=== Begin Enclosure ===
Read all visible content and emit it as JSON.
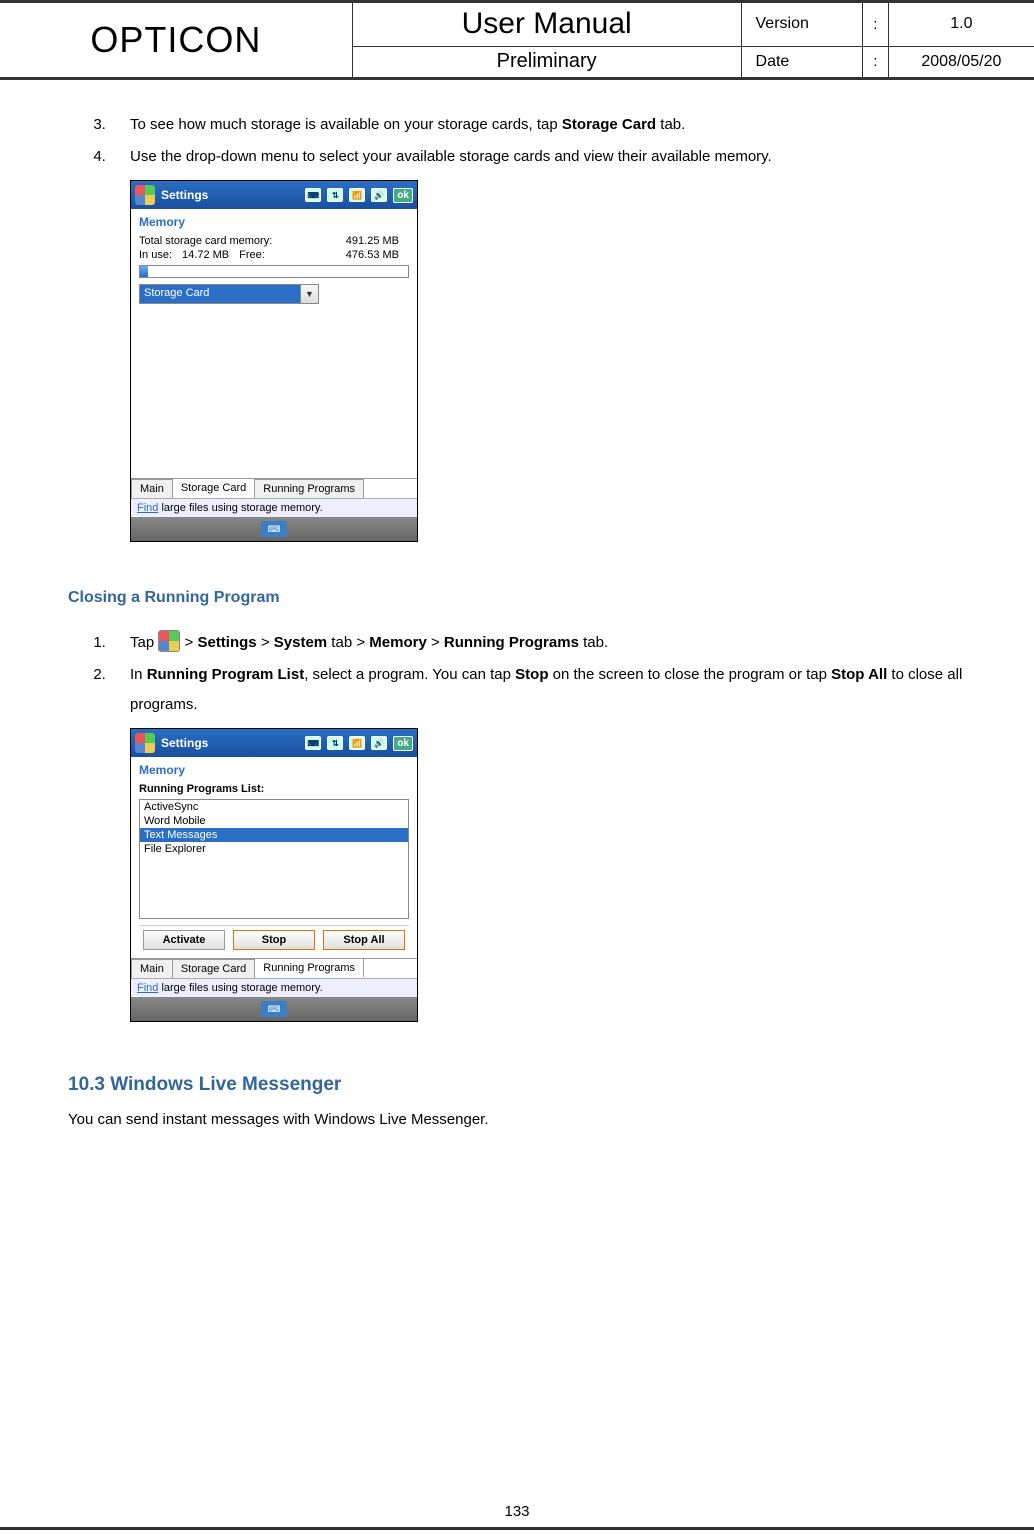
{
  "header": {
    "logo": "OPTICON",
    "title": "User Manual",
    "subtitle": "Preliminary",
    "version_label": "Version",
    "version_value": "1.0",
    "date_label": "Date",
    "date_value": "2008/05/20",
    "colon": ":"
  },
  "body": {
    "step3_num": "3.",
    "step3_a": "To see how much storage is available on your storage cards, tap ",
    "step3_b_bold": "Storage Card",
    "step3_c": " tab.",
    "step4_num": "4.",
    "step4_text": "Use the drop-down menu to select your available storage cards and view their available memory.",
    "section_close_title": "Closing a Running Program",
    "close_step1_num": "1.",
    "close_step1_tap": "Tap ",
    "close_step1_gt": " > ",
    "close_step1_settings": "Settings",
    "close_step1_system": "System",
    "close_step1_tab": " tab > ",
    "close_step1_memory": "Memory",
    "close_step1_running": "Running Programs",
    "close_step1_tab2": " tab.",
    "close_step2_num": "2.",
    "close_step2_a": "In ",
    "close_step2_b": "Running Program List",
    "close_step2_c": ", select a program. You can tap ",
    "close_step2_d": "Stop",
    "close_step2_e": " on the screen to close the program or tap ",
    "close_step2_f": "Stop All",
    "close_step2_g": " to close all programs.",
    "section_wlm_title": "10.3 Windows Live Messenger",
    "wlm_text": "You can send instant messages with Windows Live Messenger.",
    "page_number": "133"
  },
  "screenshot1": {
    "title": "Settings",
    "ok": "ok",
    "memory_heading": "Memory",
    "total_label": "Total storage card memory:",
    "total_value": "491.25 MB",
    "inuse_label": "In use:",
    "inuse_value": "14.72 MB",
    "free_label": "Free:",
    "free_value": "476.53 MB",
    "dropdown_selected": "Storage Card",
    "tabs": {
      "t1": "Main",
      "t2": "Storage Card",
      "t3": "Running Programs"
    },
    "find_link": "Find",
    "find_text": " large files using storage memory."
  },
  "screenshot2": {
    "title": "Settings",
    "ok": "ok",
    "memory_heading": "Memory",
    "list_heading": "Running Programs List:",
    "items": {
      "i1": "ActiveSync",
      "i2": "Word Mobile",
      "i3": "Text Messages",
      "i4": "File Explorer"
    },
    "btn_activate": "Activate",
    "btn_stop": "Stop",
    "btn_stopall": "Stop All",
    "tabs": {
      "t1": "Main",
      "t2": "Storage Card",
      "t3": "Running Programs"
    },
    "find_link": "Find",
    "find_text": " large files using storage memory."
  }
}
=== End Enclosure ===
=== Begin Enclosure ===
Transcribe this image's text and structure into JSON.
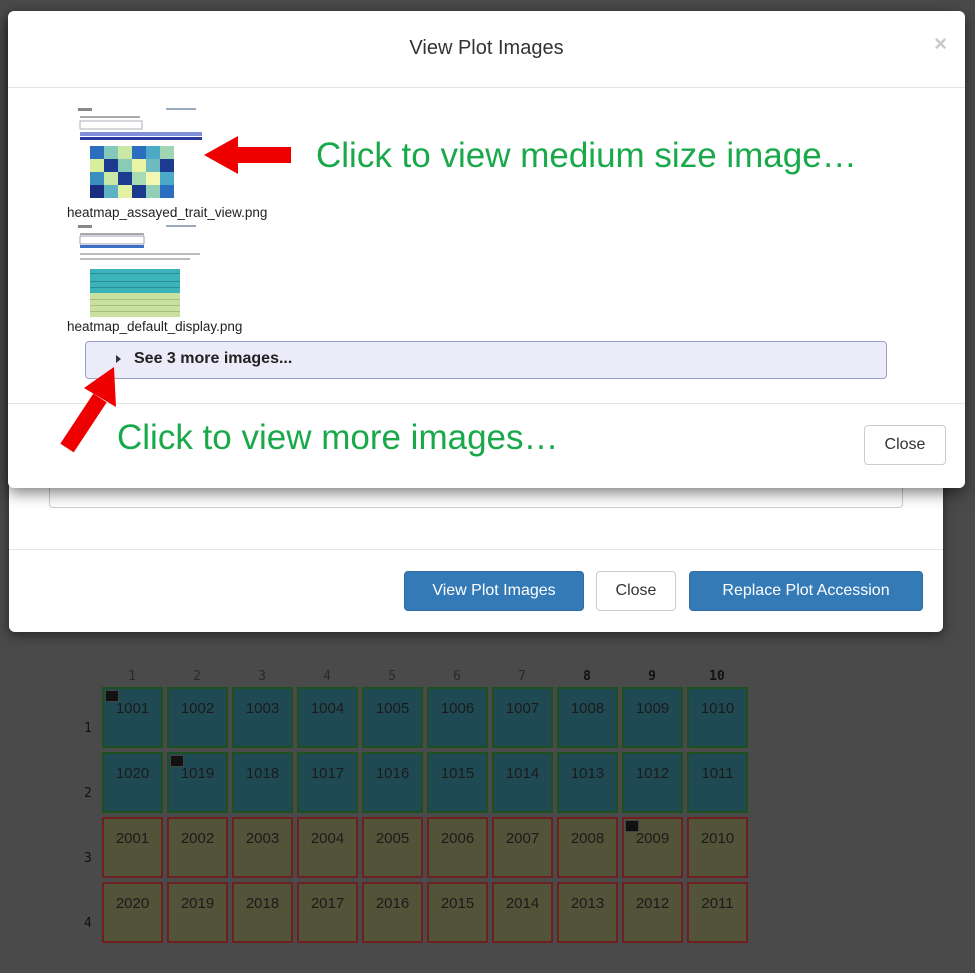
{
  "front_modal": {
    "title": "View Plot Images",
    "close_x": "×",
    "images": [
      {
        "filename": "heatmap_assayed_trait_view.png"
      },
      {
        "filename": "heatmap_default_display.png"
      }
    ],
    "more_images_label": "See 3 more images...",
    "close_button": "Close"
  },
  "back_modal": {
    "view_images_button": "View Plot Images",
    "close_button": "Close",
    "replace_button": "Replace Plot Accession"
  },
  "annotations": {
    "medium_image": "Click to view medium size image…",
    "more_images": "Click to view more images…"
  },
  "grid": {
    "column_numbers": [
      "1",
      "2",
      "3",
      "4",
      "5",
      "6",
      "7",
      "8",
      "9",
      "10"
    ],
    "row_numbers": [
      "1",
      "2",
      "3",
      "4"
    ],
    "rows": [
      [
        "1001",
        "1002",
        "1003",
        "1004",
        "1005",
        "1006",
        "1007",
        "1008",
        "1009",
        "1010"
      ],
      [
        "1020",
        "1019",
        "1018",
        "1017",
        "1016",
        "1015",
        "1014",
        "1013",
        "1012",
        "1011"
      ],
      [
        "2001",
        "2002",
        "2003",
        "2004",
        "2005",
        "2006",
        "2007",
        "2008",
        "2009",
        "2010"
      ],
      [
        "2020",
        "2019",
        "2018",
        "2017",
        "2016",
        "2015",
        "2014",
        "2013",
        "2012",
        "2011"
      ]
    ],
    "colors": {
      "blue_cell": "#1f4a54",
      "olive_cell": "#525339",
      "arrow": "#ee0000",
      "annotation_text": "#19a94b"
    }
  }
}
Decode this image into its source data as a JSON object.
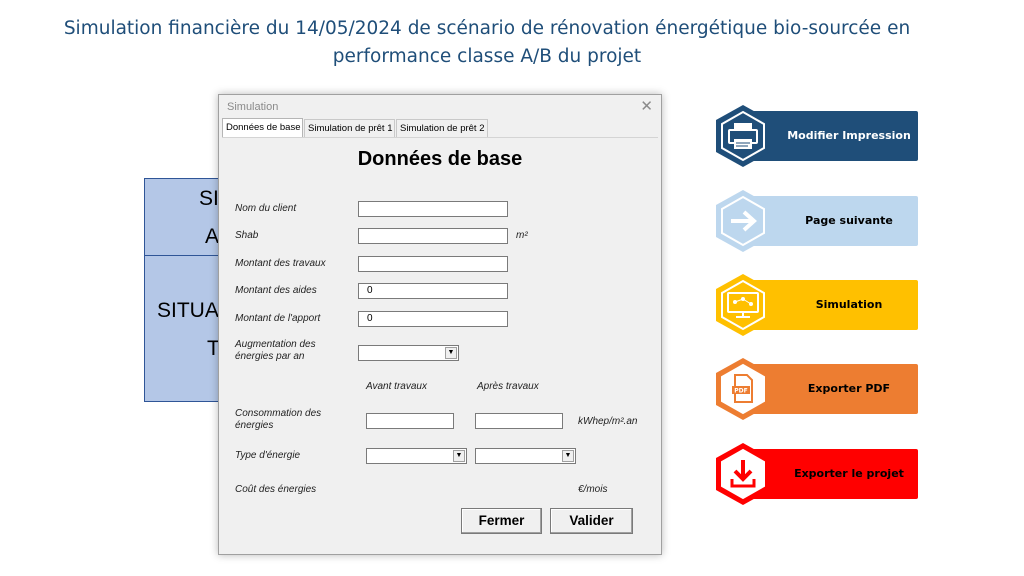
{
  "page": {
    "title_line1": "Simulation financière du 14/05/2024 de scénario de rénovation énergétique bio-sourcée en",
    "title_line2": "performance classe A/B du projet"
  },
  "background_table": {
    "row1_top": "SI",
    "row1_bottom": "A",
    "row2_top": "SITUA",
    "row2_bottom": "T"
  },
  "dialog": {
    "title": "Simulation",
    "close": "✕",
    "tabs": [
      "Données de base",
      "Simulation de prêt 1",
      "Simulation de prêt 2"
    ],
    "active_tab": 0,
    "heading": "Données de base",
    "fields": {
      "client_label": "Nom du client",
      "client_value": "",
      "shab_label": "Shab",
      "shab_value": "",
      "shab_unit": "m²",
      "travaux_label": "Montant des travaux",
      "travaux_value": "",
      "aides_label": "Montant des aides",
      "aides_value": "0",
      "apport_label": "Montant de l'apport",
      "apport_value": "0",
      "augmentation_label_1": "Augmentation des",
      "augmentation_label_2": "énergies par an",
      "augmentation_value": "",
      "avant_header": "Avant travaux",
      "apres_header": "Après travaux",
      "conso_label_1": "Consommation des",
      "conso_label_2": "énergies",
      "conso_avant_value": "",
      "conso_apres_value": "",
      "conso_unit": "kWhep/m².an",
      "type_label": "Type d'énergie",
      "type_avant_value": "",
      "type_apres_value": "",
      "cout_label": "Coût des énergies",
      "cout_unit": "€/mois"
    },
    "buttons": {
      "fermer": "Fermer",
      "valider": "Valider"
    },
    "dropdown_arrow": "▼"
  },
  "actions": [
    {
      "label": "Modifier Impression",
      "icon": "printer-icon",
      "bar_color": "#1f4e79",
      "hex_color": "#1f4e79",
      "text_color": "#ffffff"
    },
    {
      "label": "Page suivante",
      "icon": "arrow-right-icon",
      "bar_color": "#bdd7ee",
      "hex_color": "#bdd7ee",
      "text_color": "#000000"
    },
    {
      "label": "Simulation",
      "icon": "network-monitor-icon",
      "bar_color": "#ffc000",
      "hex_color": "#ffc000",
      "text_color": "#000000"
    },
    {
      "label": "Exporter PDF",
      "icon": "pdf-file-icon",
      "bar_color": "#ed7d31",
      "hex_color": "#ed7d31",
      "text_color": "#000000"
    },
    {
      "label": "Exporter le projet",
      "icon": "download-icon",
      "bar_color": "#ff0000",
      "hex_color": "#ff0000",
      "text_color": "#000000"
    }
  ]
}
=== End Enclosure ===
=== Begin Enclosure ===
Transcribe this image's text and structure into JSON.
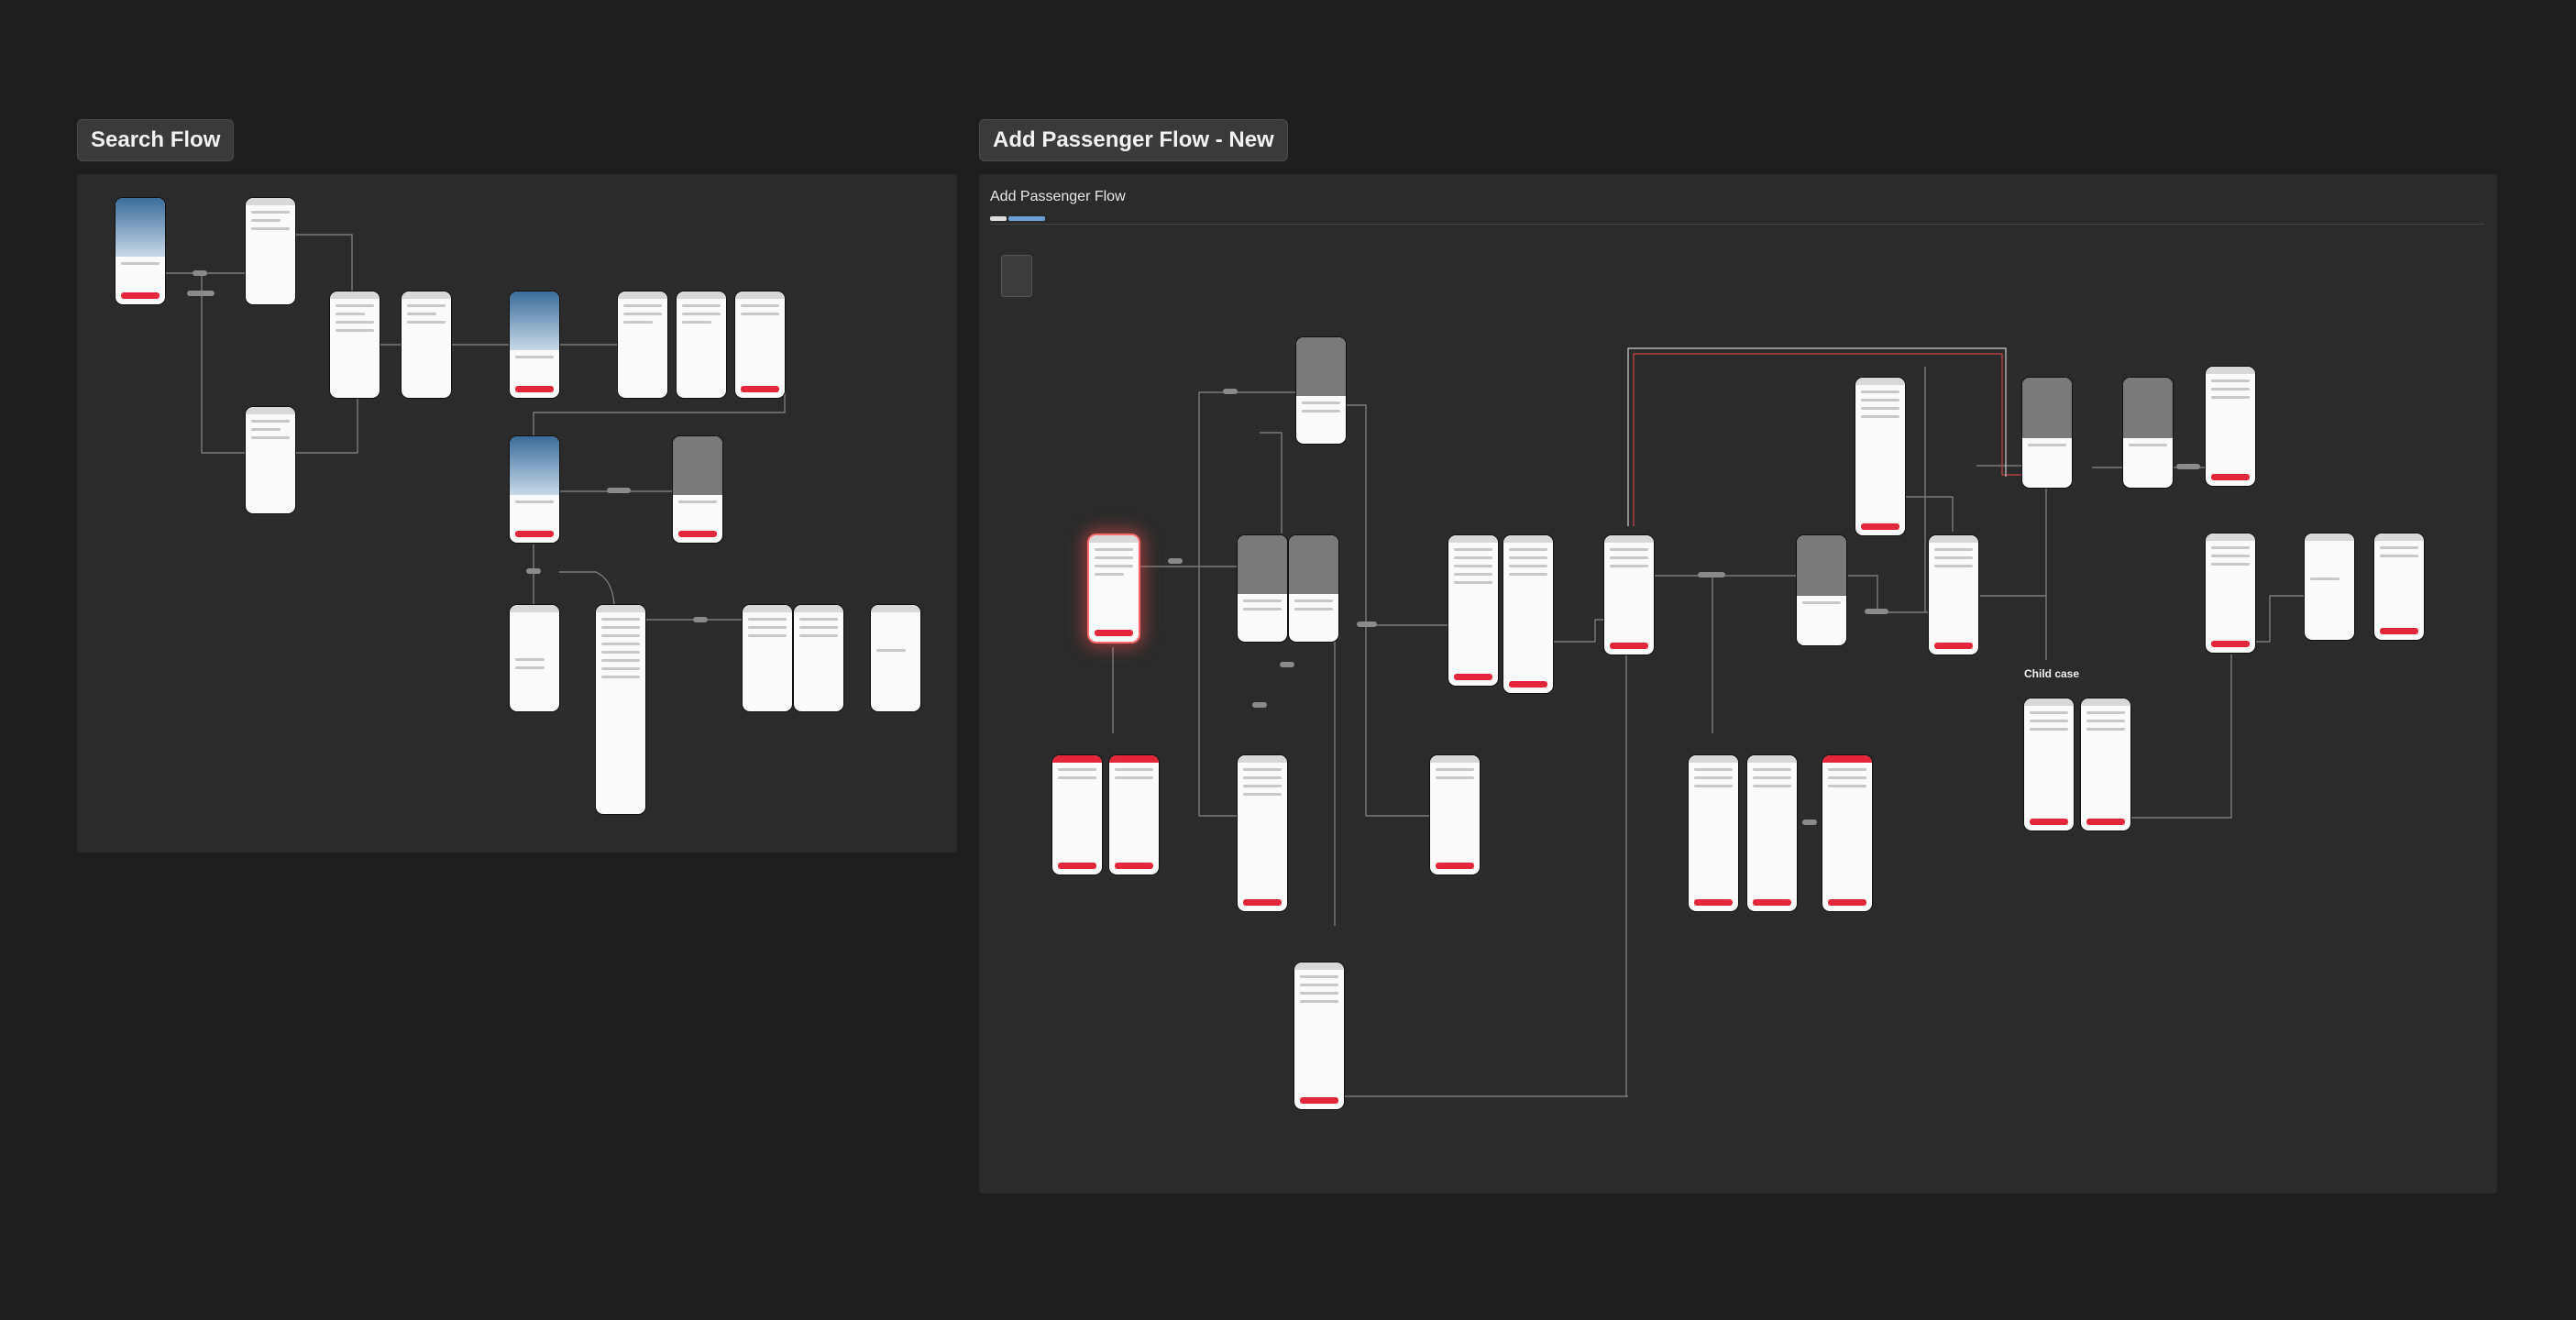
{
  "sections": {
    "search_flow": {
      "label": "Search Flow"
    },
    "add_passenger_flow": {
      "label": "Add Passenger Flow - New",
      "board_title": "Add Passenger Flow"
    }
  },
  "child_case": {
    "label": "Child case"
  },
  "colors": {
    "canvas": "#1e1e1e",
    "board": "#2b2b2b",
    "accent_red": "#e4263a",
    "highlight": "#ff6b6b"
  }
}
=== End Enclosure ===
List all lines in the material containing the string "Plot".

    "title": "View Plot Images",
    "view_images_button": "View Plot Images",
    "replace_button": "Replace Plot Accession"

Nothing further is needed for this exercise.